* Work to complete: Go through the entries below. Copy out every line that contains "front".

* Data to examine:

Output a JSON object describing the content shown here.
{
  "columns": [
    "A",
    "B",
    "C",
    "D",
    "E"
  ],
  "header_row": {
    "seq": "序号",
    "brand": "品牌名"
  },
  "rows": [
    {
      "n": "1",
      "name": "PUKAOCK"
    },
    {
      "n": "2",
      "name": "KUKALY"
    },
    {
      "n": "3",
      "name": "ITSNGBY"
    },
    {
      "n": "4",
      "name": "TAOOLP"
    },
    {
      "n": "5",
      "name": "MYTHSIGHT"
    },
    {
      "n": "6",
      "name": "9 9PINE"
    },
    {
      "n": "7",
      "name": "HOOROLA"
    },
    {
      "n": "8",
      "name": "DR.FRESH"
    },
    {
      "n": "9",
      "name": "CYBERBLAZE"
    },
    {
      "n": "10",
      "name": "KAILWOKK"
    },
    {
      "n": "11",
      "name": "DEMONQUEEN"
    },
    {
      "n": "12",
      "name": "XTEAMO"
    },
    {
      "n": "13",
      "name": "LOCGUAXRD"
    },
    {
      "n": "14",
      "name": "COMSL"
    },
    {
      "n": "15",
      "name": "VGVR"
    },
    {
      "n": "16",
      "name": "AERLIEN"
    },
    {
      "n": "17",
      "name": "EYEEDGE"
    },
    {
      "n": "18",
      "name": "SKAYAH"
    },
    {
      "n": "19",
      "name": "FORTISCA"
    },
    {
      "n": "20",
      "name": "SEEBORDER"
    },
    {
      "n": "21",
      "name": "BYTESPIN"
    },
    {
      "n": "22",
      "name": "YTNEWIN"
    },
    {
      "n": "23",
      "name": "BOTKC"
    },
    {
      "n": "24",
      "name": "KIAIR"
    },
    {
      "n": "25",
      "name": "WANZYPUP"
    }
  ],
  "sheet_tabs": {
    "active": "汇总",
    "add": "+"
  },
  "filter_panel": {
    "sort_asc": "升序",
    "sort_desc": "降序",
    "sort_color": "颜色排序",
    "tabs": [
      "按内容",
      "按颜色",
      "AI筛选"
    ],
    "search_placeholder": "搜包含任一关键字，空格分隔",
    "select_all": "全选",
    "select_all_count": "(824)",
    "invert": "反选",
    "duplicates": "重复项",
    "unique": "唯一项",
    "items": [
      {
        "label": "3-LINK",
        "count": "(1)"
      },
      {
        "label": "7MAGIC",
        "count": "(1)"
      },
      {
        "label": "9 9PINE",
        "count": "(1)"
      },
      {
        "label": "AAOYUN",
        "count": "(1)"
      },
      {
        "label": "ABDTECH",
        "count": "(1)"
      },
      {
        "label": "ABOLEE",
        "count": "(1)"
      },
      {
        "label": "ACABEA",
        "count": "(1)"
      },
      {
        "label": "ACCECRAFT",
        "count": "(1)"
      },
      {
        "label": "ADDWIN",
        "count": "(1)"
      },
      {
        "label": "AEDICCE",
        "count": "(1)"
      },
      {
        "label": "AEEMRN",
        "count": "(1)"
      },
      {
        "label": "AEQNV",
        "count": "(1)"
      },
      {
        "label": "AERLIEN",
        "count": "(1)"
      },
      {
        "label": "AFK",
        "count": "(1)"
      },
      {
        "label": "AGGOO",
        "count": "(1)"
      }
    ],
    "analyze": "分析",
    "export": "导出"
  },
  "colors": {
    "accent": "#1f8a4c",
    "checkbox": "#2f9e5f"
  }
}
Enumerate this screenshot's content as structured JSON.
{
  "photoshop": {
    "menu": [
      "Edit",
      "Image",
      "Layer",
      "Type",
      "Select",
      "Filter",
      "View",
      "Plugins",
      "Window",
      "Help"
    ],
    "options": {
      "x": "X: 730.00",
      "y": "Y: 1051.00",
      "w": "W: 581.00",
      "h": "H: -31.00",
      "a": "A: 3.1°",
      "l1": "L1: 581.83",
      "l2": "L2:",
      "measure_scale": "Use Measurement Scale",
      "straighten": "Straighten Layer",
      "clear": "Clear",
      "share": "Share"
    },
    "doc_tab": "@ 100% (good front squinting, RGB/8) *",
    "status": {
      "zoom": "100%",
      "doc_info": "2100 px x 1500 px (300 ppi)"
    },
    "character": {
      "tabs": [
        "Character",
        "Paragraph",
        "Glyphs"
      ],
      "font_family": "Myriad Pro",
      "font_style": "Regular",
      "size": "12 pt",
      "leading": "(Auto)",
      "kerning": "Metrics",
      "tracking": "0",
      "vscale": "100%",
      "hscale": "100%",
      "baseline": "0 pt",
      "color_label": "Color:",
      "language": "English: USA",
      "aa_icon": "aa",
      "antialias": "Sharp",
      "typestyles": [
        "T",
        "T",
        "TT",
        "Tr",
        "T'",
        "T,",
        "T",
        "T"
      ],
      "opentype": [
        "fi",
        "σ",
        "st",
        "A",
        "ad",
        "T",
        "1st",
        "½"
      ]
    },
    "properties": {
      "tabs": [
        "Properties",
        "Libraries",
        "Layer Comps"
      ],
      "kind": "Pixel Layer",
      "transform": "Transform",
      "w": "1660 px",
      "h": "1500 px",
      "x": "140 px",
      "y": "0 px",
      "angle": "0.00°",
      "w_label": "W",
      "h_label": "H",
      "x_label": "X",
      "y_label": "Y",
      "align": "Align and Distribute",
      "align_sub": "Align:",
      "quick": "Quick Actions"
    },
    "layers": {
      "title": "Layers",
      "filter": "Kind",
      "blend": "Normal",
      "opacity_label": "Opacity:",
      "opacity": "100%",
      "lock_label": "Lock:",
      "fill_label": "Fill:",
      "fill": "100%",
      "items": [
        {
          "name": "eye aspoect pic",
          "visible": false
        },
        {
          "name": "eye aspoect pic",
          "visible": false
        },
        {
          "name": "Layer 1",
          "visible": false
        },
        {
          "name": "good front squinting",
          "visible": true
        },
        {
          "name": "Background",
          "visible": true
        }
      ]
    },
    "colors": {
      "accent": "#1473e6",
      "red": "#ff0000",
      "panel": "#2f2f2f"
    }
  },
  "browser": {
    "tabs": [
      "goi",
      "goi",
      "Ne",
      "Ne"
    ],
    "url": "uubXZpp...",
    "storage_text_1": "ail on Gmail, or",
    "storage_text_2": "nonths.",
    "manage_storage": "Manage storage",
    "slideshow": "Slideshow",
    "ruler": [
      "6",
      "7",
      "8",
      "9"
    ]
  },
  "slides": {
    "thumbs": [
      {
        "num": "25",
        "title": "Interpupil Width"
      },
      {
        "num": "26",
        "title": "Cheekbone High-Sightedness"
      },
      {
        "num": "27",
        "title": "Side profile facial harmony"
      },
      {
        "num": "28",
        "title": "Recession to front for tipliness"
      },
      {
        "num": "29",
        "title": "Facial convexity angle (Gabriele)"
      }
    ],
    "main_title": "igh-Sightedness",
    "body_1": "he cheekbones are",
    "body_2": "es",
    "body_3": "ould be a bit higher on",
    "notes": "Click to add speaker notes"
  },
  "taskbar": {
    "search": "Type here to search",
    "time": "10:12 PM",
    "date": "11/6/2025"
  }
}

* Solved problem:
    "doc_tab": "@ 100% (good front squinting, RGB/8) *",
          "name": "good front squinting",
        "title": "Recession to front for tipliness"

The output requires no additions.